_What this task involves_. Go to the line containing "Serialize everything readable" and retype it and every later line exactly as written, up to the last line of the entries. Keep pictures out.

[Collection entries]
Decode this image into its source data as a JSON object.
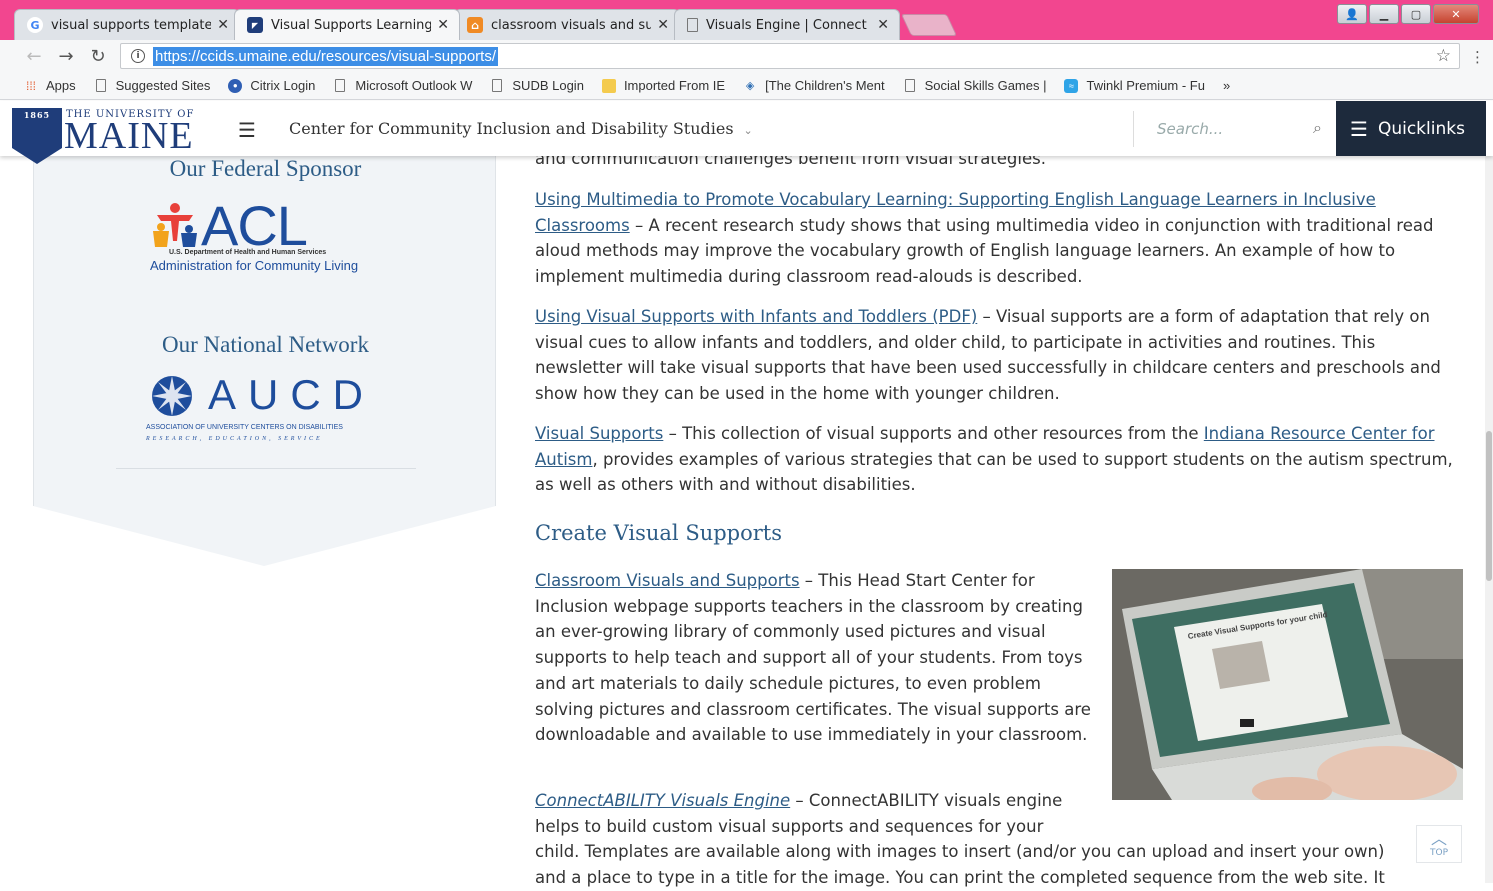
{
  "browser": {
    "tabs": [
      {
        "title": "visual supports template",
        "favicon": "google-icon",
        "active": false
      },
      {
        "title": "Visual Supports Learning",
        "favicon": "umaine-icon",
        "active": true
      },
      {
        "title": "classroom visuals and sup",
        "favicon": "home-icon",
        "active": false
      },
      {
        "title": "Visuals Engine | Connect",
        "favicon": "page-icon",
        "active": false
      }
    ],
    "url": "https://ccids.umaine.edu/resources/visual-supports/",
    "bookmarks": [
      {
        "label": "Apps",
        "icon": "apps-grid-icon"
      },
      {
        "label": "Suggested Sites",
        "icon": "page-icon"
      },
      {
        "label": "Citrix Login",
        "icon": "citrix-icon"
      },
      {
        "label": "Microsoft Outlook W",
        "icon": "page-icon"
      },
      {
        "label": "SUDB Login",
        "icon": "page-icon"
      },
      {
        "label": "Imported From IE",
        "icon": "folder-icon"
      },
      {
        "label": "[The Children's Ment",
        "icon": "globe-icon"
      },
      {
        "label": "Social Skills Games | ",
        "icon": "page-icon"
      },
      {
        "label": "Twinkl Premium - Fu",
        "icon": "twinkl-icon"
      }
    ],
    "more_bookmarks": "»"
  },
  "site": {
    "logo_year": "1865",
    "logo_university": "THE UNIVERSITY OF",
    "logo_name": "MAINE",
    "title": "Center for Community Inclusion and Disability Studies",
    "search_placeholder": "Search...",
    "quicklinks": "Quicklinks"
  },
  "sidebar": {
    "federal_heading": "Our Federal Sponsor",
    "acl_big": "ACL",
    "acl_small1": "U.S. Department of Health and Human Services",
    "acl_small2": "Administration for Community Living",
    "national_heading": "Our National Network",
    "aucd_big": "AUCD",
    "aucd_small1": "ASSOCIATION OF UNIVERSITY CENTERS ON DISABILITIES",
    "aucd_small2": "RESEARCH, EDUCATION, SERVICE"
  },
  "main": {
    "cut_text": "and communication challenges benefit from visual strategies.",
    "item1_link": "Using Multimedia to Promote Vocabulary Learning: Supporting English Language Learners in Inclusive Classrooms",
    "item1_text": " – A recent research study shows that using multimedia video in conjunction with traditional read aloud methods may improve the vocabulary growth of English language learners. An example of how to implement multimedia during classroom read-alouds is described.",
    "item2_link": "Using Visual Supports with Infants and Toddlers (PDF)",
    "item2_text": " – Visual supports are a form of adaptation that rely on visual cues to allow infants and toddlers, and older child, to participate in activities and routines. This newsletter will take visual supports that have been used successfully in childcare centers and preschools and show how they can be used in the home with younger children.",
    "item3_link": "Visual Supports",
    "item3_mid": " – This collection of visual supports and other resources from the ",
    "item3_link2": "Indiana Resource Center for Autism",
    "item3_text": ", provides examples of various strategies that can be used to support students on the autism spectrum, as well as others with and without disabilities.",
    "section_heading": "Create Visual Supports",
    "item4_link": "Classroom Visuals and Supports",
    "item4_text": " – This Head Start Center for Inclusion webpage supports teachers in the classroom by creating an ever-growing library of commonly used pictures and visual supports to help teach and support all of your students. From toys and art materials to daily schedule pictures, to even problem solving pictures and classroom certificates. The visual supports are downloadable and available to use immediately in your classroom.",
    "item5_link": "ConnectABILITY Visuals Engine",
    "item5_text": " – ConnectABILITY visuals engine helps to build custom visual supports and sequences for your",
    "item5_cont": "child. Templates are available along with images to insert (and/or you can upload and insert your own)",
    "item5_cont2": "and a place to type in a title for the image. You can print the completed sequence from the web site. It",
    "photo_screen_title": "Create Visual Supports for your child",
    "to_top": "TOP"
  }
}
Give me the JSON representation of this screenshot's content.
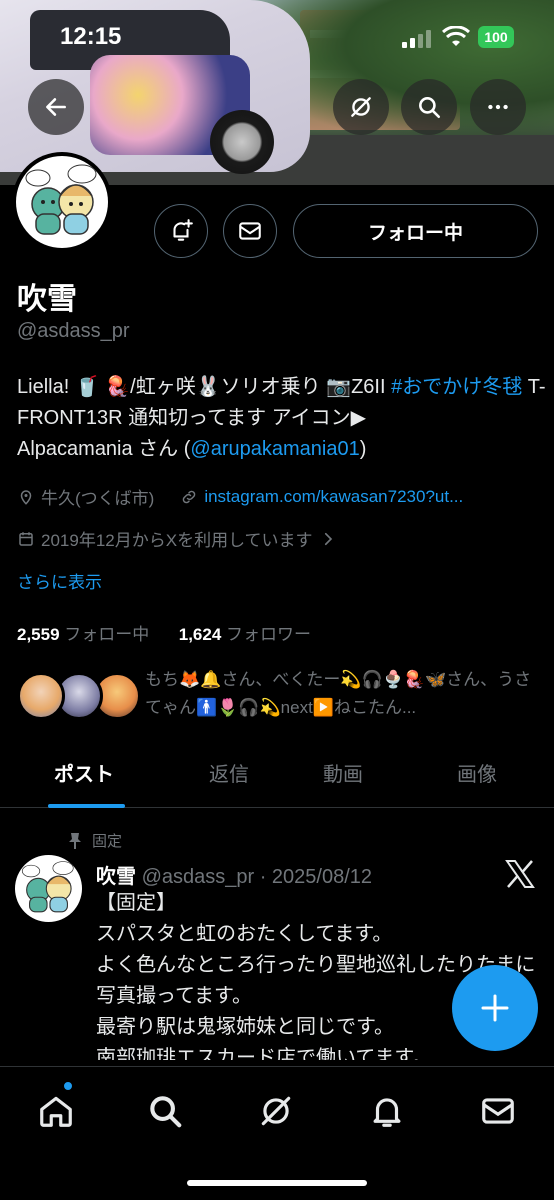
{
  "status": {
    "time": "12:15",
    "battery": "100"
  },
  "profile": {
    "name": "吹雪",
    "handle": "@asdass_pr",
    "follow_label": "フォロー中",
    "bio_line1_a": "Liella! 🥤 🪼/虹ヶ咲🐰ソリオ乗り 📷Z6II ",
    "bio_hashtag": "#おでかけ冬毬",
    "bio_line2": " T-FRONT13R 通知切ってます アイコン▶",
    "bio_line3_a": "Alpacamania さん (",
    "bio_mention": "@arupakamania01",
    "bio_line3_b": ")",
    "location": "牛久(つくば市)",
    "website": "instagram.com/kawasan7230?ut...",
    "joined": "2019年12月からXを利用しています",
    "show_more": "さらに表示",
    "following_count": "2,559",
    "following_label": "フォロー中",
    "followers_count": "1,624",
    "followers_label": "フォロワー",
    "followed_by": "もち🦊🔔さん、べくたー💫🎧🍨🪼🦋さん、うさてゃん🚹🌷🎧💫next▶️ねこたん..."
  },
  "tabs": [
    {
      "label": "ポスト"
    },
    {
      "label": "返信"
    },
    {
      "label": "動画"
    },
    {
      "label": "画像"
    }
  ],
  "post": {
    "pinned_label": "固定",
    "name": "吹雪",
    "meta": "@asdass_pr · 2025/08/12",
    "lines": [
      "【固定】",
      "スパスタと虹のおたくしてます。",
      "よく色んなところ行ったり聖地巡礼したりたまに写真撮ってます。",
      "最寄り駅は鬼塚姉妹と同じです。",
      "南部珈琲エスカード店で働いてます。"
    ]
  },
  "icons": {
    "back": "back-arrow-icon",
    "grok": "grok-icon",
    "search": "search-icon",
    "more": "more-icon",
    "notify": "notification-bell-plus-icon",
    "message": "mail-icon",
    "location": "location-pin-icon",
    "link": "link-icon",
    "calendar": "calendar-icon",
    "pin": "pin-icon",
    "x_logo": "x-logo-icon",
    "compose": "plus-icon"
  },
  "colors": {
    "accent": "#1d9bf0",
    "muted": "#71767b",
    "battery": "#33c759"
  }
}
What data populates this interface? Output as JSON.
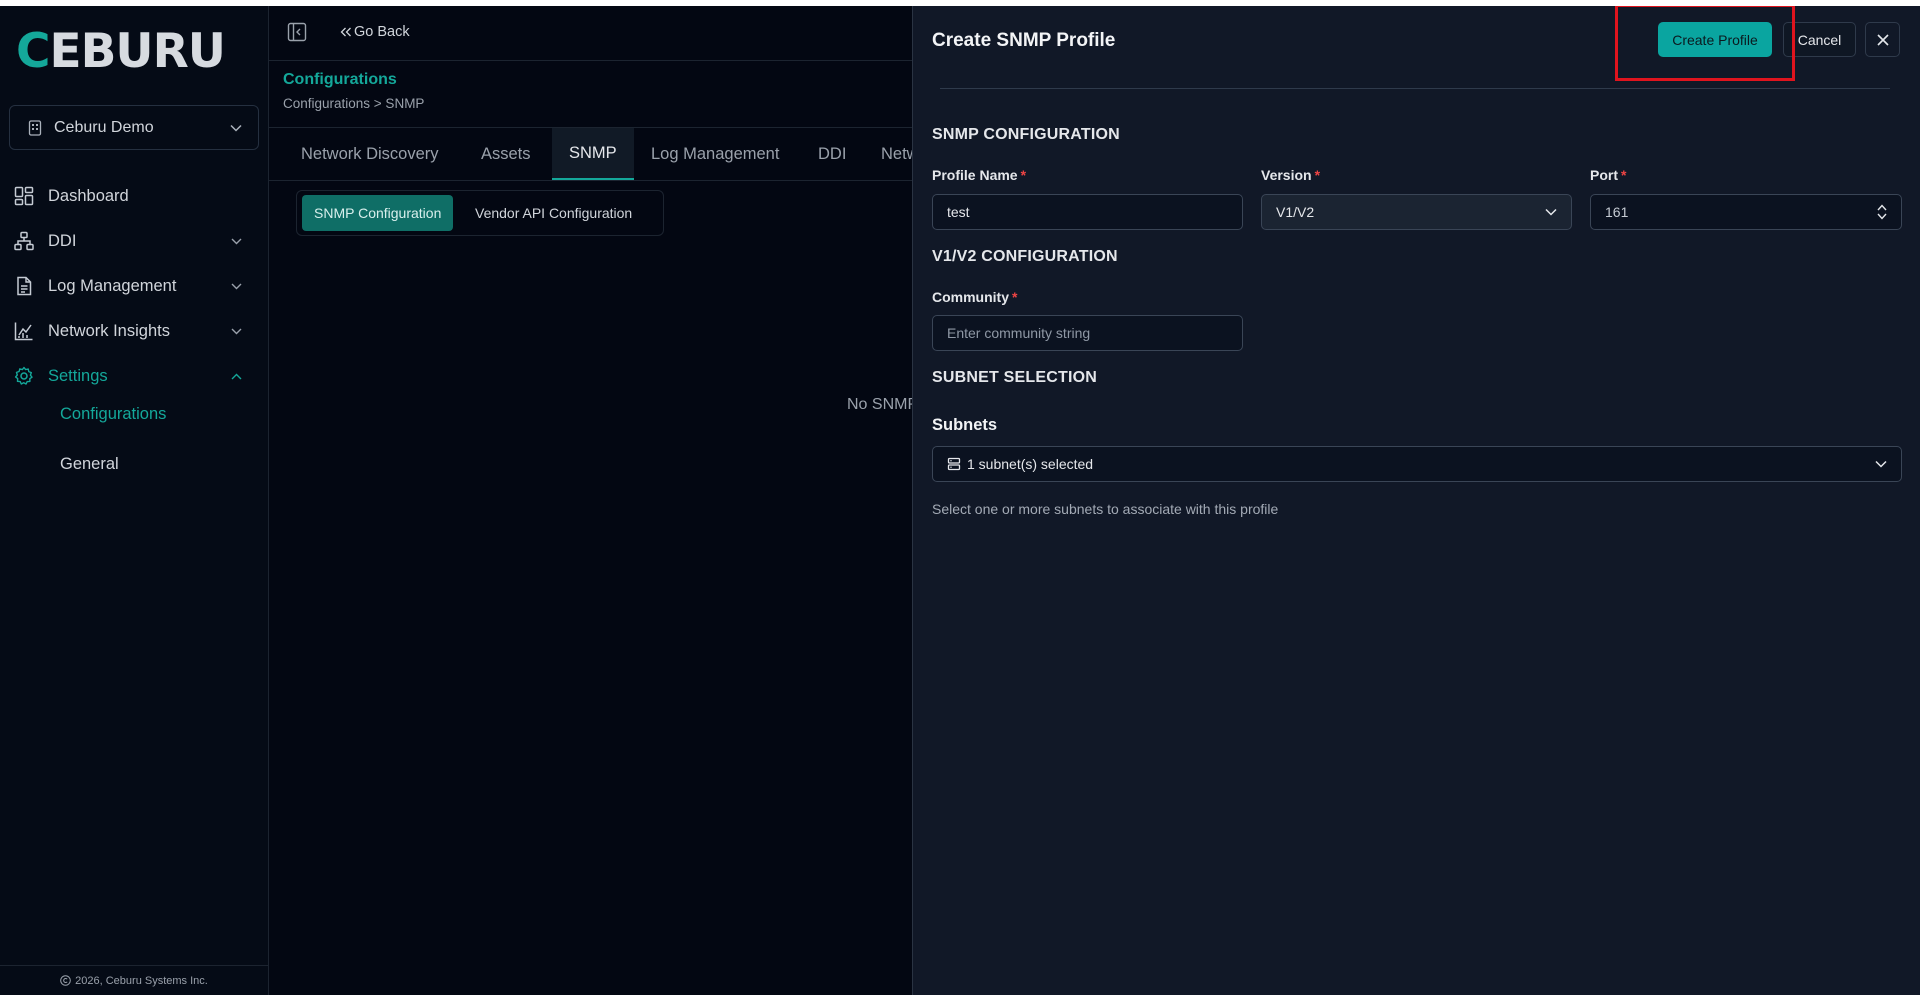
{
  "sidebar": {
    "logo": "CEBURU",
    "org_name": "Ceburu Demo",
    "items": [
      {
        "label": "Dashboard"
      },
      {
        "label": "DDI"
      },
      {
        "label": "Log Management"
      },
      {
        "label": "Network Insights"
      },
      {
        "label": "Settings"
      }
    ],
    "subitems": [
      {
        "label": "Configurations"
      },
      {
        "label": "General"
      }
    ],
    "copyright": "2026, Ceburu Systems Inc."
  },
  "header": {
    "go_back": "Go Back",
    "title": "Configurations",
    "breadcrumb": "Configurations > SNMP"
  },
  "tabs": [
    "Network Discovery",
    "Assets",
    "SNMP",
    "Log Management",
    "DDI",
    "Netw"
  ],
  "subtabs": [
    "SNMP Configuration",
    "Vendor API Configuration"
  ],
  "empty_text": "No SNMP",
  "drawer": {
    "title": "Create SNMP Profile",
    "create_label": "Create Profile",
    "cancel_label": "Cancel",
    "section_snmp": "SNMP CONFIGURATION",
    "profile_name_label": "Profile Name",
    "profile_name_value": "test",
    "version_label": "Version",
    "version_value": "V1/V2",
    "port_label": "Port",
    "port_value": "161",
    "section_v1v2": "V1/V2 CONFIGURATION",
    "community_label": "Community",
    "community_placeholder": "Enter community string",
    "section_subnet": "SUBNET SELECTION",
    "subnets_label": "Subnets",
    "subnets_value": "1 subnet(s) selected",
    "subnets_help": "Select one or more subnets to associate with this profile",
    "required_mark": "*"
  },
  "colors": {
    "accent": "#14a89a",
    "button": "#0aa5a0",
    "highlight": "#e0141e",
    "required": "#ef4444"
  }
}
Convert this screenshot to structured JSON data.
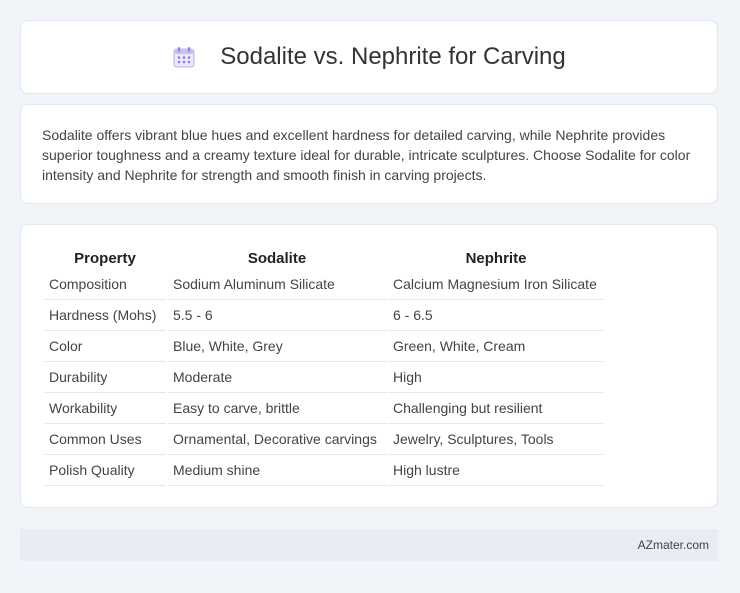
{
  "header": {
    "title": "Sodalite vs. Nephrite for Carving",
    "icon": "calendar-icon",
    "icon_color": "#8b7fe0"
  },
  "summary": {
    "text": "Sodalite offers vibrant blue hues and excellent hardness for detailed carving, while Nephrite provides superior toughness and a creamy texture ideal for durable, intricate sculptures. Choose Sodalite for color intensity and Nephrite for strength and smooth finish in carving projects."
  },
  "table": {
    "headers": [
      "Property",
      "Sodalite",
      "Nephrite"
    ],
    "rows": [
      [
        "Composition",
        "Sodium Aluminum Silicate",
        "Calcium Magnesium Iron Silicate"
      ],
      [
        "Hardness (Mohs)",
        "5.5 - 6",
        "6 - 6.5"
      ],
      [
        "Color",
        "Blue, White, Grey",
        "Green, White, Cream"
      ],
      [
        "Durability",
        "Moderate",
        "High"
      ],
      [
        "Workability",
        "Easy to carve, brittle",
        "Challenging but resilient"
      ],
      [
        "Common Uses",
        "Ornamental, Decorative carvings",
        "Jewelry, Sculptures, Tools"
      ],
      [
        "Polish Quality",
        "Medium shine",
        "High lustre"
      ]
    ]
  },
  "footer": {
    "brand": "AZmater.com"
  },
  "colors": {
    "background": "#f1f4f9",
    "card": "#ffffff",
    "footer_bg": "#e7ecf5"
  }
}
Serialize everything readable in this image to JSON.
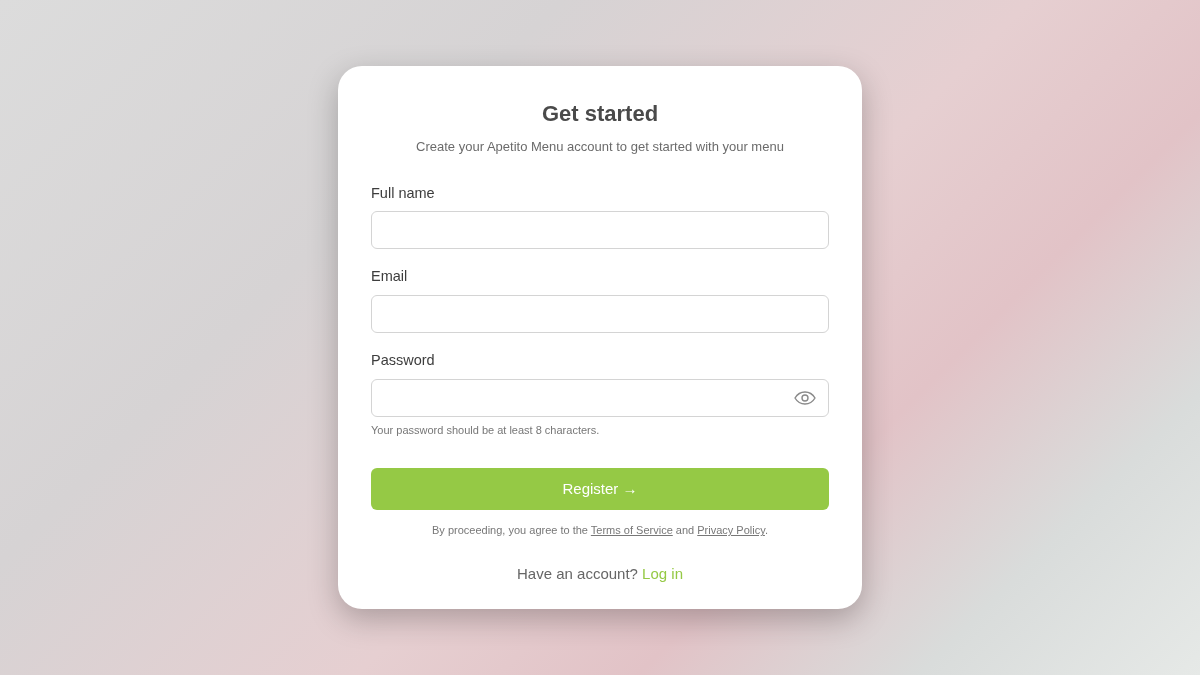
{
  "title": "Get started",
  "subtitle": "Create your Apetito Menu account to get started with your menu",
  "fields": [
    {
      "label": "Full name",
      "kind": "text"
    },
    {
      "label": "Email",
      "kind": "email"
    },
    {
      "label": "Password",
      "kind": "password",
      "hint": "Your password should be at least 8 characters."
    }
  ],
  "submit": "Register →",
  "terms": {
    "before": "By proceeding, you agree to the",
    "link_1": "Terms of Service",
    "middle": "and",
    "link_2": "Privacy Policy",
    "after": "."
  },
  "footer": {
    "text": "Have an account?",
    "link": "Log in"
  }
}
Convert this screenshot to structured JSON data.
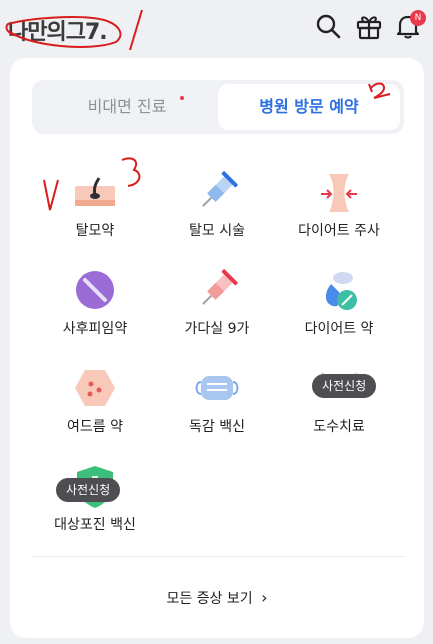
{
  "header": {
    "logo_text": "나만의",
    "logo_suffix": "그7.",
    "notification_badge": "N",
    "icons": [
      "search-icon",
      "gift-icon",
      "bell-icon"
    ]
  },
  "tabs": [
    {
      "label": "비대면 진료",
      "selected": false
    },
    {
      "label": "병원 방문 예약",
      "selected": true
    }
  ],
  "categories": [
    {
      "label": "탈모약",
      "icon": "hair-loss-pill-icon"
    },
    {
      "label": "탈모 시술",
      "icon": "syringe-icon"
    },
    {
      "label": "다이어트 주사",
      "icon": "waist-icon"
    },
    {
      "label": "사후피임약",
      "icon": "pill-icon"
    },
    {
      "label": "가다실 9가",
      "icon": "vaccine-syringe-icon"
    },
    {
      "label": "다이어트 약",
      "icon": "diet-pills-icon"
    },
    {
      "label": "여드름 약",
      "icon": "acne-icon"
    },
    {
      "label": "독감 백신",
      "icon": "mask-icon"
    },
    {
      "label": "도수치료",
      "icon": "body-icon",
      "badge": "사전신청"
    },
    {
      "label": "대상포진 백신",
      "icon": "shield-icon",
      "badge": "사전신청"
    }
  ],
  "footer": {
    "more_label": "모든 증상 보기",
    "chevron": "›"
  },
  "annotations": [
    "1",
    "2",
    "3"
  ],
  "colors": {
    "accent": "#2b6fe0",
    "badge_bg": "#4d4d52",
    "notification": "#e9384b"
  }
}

_Solution to this exercise_.
Serialize everything readable in this image to JSON.
{
  "title": "Get started",
  "subtitle": "Create your Apetito Menu account to get started with your menu",
  "fields": [
    {
      "label": "Full name",
      "kind": "text"
    },
    {
      "label": "Email",
      "kind": "email"
    },
    {
      "label": "Password",
      "kind": "password",
      "hint": "Your password should be at least 8 characters."
    }
  ],
  "submit": "Register →",
  "terms": {
    "before": "By proceeding, you agree to the",
    "link_1": "Terms of Service",
    "middle": "and",
    "link_2": "Privacy Policy",
    "after": "."
  },
  "footer": {
    "text": "Have an account?",
    "link": "Log in"
  }
}
Convert this screenshot to structured JSON data.
{
  "header": {
    "logo_text": "나만의",
    "logo_suffix": "그7.",
    "notification_badge": "N",
    "icons": [
      "search-icon",
      "gift-icon",
      "bell-icon"
    ]
  },
  "tabs": [
    {
      "label": "비대면 진료",
      "selected": false
    },
    {
      "label": "병원 방문 예약",
      "selected": true
    }
  ],
  "categories": [
    {
      "label": "탈모약",
      "icon": "hair-loss-pill-icon"
    },
    {
      "label": "탈모 시술",
      "icon": "syringe-icon"
    },
    {
      "label": "다이어트 주사",
      "icon": "waist-icon"
    },
    {
      "label": "사후피임약",
      "icon": "pill-icon"
    },
    {
      "label": "가다실 9가",
      "icon": "vaccine-syringe-icon"
    },
    {
      "label": "다이어트 약",
      "icon": "diet-pills-icon"
    },
    {
      "label": "여드름 약",
      "icon": "acne-icon"
    },
    {
      "label": "독감 백신",
      "icon": "mask-icon"
    },
    {
      "label": "도수치료",
      "icon": "body-icon",
      "badge": "사전신청"
    },
    {
      "label": "대상포진 백신",
      "icon": "shield-icon",
      "badge": "사전신청"
    }
  ],
  "footer": {
    "more_label": "모든 증상 보기",
    "chevron": "›"
  },
  "annotations": [
    "1",
    "2",
    "3"
  ],
  "colors": {
    "accent": "#2b6fe0",
    "badge_bg": "#4d4d52",
    "notification": "#e9384b"
  }
}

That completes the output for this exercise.